Faculty lead: Anna Gitelson-Kahn, Textiles
This research group drew from the fields of bionics and biomimicry in developing innovative textile solutions through speculative approaches and solutions gathered from a case study of the cockroach. The structure of cockroach provided insights into the safety of future mobility. Hyundai plans to further incorporate biomimicry methods into its study.
The partnership kicked off with a workshop at RISD’s Edna W. Lawrence Nature Lab in February 2020, with students and faculty who came together with a shared understanding that the real-world mobility challenges Hyundai faces present unique opportunities at the same time. Students were selected through a highly competitive pool of 108 applicants across 10 departments at RISD: Architecture, Digital + Media, Film/Animation/Video, Graphic Design, Industrial Design, Jewelry + Metalsmithing, Liberal Arts, Painting, Printmaking and Textiles.
The collaborative study moved forward despite the COVID-19 pandemic, thanks to Hyundai’s unwavering commitment to explore the future and RISD’s technological resources that allow students and faculty members to collaborate in the virtual space. Hyundai and RISD will continue their partnership starting with a six-week summer research program focusing on lightweight structures and hygiene, inspired by nature. The partners plan to deepen their collaboration and form a longer-term partnership with RISD’s Nature Lab providing a foundation for living systems research.
“Hyundai Motor Group’s work with RISD is providing deep insights that will help us advance innovations in technology and design, paving the way for next-generation mobility solutions,” said Youngcho Chi, Hyundai Motor Group’s President, and Chief Innovation Officer. “Through the collaboration, we’ve discovered that we have a similar vision for the future, and we’re able to develop a common language and working methods that will provide a solid foundation for a more fruitful collaboration going forward.”
“The post-COVID-19 era will require us to come up with new ways of thinking for our mobility ecosystem to evolve,” said SangYup Lee, Senior Vice President and Head of Hyundai Global Design Center. “By conducting in-depth studies with RISD about how nature copes with change, we expect to gain fresh inspiration that can lead to the development of sustainable processes, next-generation technologies and innovative designs for the future of mobility.”
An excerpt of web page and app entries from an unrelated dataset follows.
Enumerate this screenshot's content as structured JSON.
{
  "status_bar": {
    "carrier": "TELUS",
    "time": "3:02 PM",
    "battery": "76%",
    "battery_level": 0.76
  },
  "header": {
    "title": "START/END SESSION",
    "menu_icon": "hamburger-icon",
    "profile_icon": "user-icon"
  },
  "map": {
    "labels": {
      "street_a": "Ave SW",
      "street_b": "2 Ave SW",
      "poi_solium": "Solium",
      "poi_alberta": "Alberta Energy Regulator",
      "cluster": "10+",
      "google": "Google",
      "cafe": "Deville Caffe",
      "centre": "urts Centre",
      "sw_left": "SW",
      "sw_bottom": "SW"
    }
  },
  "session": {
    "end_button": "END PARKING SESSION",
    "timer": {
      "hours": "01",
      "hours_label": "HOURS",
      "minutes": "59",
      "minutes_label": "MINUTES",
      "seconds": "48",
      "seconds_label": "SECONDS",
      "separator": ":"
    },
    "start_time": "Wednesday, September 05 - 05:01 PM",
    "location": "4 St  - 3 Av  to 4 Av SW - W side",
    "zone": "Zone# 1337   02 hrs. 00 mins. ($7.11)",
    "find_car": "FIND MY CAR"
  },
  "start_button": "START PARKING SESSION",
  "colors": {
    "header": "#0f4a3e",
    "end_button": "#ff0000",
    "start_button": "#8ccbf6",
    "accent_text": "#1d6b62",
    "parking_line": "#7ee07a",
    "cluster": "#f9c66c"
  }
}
“Our broader institutional vision—as set forth in RISD’s strategic plan, NEXT: RISD 2020-27—commits to contributing to new knowledge through innovative curricula and increasing our overall research capacity to support interdisciplinary inquiry and exchange,” said RISD President Rosanne Somerson. “This first-of-its-kind research collaborative between RISD and Hyundai brings this commitment to life and supports the notion that, when we combine different bodies of knowledge together in the right environment, true innovation flourishes.”
Somerson added, “I am grateful that Hyundai provided this opportunity and has shown so much openness in embracing the role of artists and designers in contributing key insight to mobility research. The early outcomes of this unique partnership are impressive, and have activated new ideas about a just and climate-smart future.”
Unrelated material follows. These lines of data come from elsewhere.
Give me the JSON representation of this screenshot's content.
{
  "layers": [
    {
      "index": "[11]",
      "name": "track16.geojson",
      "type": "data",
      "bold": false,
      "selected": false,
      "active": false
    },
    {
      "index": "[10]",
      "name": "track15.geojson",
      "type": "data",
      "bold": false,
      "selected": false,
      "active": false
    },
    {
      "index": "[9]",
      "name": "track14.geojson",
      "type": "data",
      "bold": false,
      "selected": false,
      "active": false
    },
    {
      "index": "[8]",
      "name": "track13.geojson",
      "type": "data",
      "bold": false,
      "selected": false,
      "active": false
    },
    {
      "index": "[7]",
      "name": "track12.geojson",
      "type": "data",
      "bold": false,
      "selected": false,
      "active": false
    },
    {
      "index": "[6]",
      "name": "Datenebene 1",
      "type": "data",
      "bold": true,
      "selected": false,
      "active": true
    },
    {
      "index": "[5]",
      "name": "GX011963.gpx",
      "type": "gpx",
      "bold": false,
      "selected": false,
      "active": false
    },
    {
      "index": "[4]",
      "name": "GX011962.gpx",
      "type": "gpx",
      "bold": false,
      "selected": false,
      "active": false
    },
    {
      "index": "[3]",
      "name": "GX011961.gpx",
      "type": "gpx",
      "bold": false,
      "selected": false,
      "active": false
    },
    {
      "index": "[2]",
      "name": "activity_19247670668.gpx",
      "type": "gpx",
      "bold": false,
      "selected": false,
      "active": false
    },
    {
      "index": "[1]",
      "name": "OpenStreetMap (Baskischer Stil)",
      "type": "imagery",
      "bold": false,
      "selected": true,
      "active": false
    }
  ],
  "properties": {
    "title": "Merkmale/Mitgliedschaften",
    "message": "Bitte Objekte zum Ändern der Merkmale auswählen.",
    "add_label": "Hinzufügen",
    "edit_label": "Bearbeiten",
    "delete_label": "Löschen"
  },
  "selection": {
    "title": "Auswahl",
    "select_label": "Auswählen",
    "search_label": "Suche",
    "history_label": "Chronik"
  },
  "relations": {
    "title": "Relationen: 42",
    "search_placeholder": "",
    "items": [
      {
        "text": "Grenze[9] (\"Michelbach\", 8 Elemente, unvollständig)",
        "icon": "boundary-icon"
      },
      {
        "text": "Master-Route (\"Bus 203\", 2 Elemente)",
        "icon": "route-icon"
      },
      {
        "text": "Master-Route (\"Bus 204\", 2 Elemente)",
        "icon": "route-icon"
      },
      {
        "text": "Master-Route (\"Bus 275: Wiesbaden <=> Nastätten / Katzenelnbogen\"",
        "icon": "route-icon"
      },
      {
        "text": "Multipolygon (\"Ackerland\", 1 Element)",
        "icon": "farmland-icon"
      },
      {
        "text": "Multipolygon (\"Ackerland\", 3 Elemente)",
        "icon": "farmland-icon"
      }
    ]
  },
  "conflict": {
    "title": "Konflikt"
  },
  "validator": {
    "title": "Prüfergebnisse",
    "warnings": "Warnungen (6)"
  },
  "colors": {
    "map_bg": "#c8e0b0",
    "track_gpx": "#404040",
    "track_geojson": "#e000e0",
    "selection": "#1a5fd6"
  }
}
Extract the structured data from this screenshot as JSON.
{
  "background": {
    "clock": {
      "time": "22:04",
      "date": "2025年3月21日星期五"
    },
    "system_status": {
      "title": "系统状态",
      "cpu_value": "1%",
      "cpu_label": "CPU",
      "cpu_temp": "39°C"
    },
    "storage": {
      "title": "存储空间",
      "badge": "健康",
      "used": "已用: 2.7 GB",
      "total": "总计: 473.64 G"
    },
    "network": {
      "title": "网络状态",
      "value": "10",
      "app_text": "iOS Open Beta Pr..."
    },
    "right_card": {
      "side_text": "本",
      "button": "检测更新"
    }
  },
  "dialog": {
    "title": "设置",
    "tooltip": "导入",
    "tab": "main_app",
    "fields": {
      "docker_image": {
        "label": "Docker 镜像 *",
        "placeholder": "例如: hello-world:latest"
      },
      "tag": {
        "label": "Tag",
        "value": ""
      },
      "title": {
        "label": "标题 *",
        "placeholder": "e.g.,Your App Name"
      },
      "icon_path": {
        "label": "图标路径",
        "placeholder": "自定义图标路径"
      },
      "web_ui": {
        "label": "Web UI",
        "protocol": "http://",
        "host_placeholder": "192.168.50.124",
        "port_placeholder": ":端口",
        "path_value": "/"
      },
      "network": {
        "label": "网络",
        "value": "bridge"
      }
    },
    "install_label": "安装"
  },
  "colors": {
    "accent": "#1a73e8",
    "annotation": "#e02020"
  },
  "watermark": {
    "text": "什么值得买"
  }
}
“RISD’s partnership with Hyundai opens an inspiring new chapter in the space of design, art and creation. Hyundai has a keen interest in the unknown—as does RISD— and we thank them very much for making this research possible,” notes RISD Provost Kent Kleinman. “The Edna W. Lawrence Nature Lab, one of RISD’s innovative centers for research and teaching, played a key role in almost all the students’ projects, demonstrating the blurring of boundaries between nature and artifice, and the profound lessons that natural systems offer to artists and designers. Here too, our partnership with Hyundai rests on common ground, on which we plan to build in the future.”
Hyundai Motor Group has been actively studying nature through various projects, including the recent Hyundai Nature Observation Project by Design Innovation Group.